Something that calling it "KDE 4 Developer Preview: A Clear Look at Our New Development Path" would have done just as well, without being deceptive.

If necessary, aand avoided it to become a vaporware after numerous delays, refreshing the interest on it.

Vaporware? The code was already out there for developers to see, use, and plan for. What they did was to try to trick users and distros into using noxious vapor^W^Walpha code. And that *did* work. Though I would not call it a success. Did I hear someone say that the distros were free to make their own decisions? Well... we saw how that worked out.

Opensource development is all about momentum, if it looses, the development stops and the software never gets released due the lack of stimulus.

Oh, please. FUD much? Was the KDE4 project so close to death that the remaining devs had no choice but to resort to deception in order to resuscitate their withering project?
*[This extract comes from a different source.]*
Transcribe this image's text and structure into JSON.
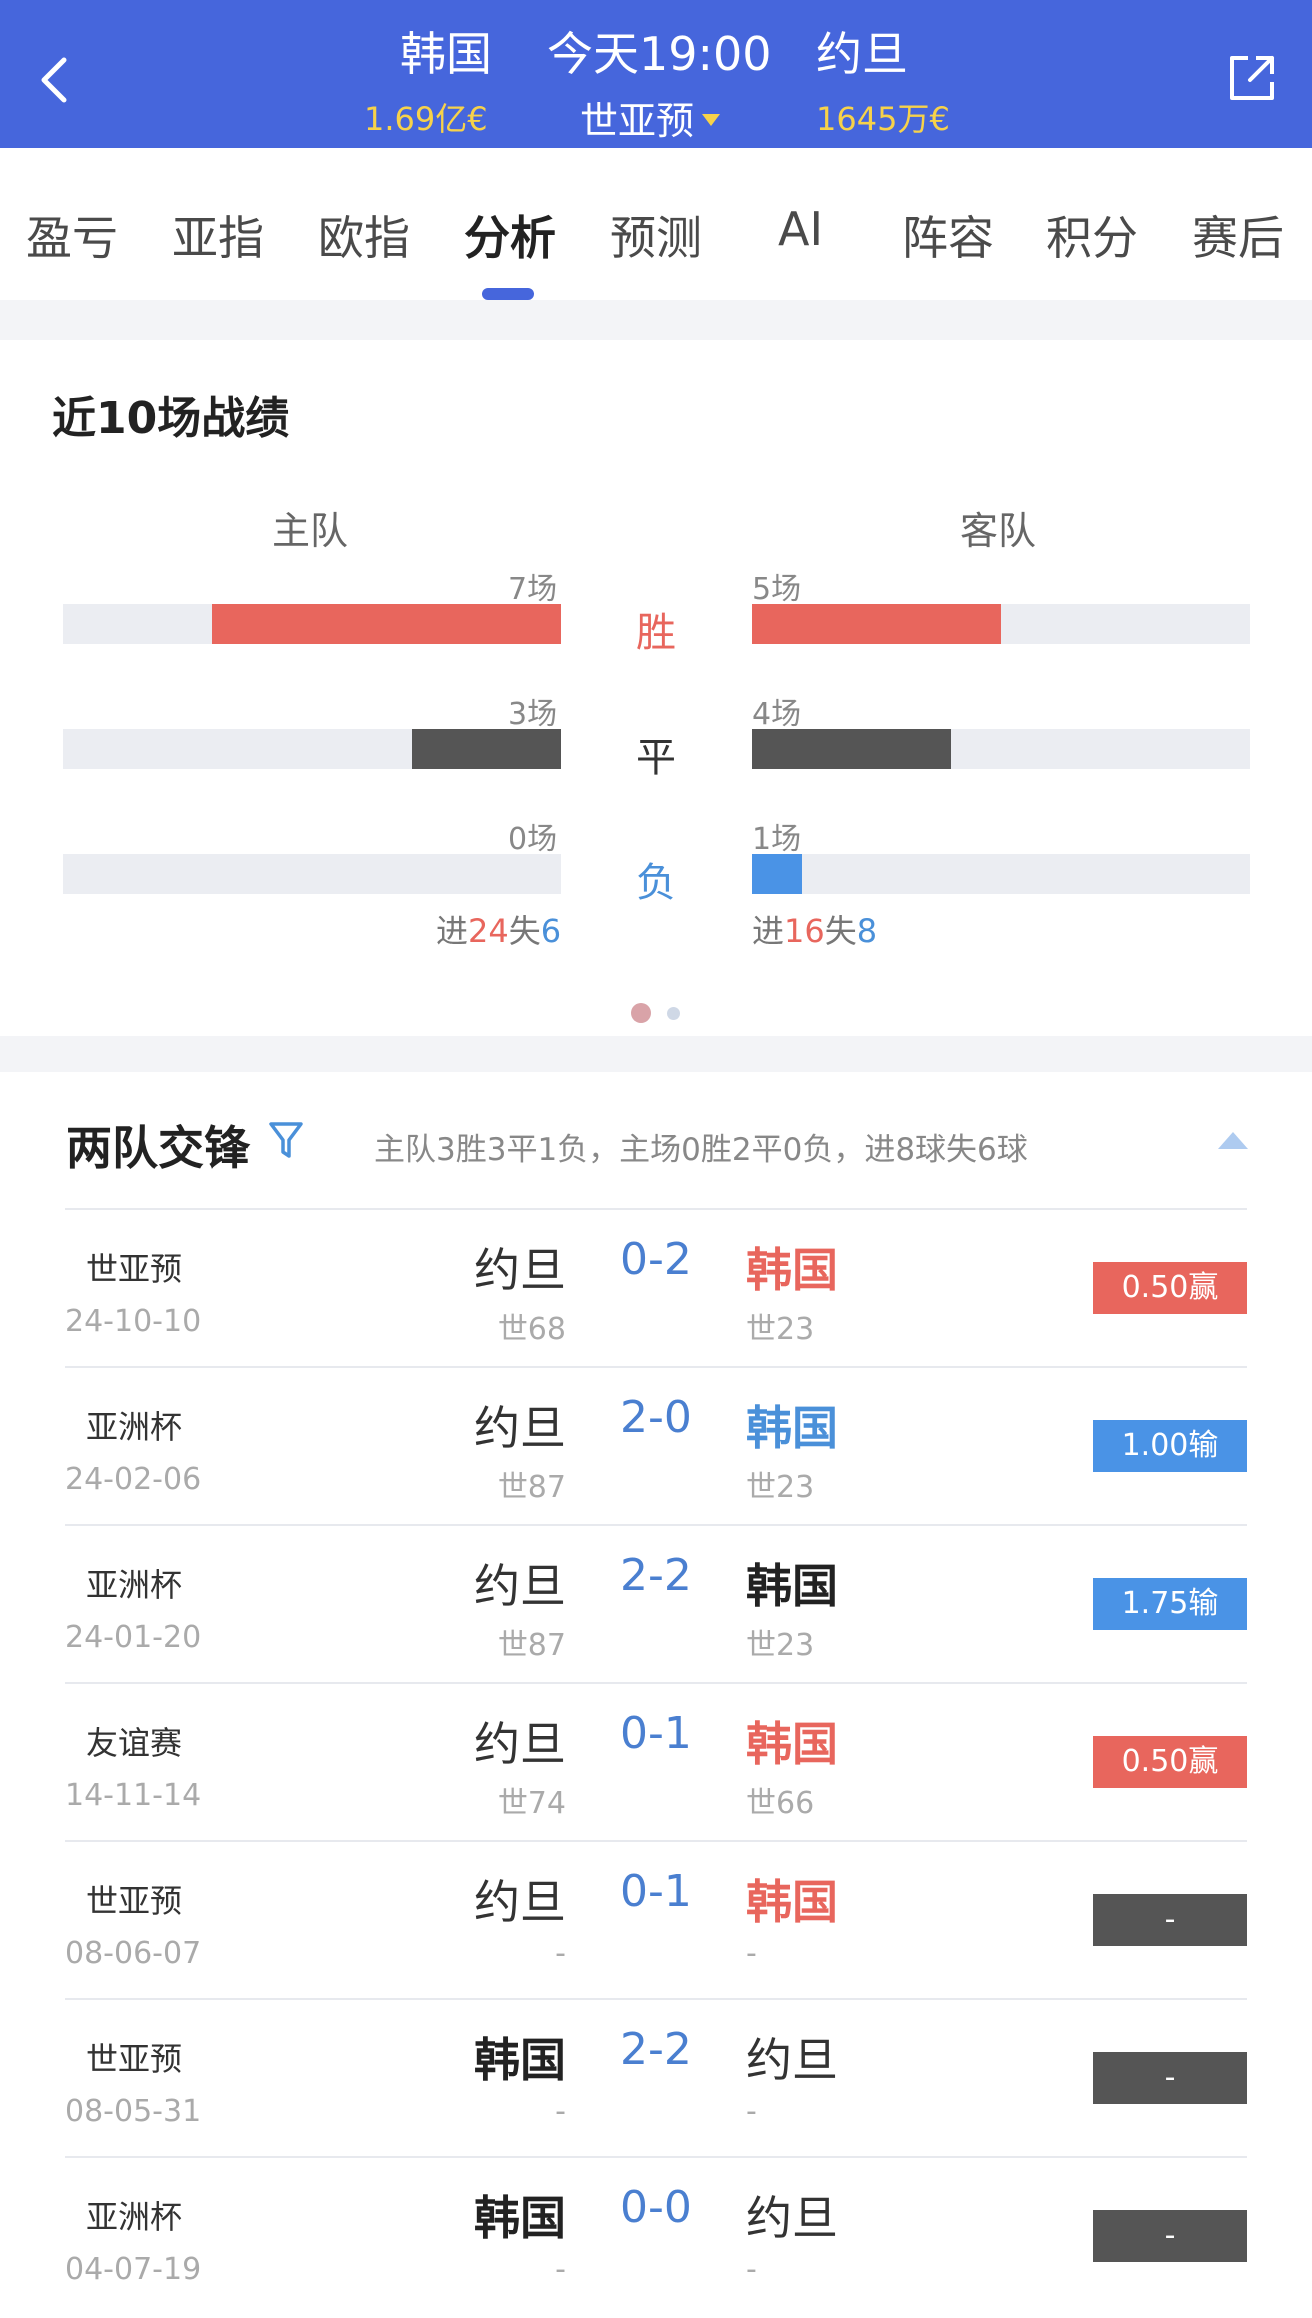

KDE4.0 provided a base development environment for the developers outside the core of KDE project to port and test their applications, and provided them with something new, albeit bugged, to play.

And a developer preview wouldn't have given them that? KDE 4.0.0 was intended to trick the community into serving the KDE devs' needs by unwittingly testing incomplete, alpha quality code when they wouldn't have had KDE 4.0.0 been labeled honestly.

Edited 2009-11-11 15:15 UTC

Reply Parent Score: 5

RE[5]: Comment by lithium
by CapEnt on Wed 11th Nov 2009 16:19 in reply to "RE[4]: Comment by lithium"
CapEnt Member since:
2005-12-18

Nay, i don't think that the project managers resorted to deception at all.

KDE has a long history of their "0" releases being rather crappy. Just remember the 3.0 release. The 4.0 project was a huge rewrite, with lots of old things being scrapped, the developers has been clearly overloaded (some people even began to question the usefulness of the new architecture, asking simple to port KDE3 to QT4).

The KDE project ended up with the following rationale: "our current developers cannot extend or test it any further, and people are loosing the interest, we should release". So it got released on a "as is" basis.

And a developer preview wouldn't have given them that?

No, most binary distros avoid packing RCs and developers previews. The KDE folks wanted that developers who does not care that much for KDE project to compile it all by himself (or search for alternative repositories), to have a taste of their new architecture. Most distros out there knew that KDE4.0 has not really for end users, so they packed it as optional.

Reply Parent Score: 7

RE[5]: Comment by lithium
by sbenitezb on Wed 11th Nov 2009 20:01 in reply to "RE[4]: Comment by lithium"
sbenitezb Member since:
2005-07-22

Oh, please. FUD much? Was the KDE4 project so close to death that the remaining devs had no choice but to resort to deception in order to resuscitate their withering project?


It wasn't the best move, but at least it was a move that did something for KDE. Take a look at KDE right now, it's the desktop gnome would like to be. It isn't perfect, but for the majority of users it works, and it's being polished constantly.

KDE is NOT stuck in the past like Gnome with the sorrow Gtk 2 toolkit. Still using libegg? Still using Bonobo? Still using CORBA? Still using that Windows registry ripoff called gconf? No native good mail client (come on, that garbage of outlook copy comes no close to KMail unless you only care about Exchange connectivity), best image viewer is mono based? Still relying in compiz for desktop effects? Any good music player that comes close to Amarok?

And a developer preview wouldn't have given them that? KDE 4.0.0 was intended to trick the community into serving the KDE devs' needs by unwittingly testing incomplete, alpha quality code when they wouldn't have had KDE 4.0.0 been labeled honestly.


So KDE didn't need testing after all? Everybody knows a major point-zero release is a potential source of bugs and new untested stuff. The problem was that distro packagers offered an upgrade to it without reading carefully. And users really wanted to use it even when it was clear it wasn't complete.

Reply Parent Score: 6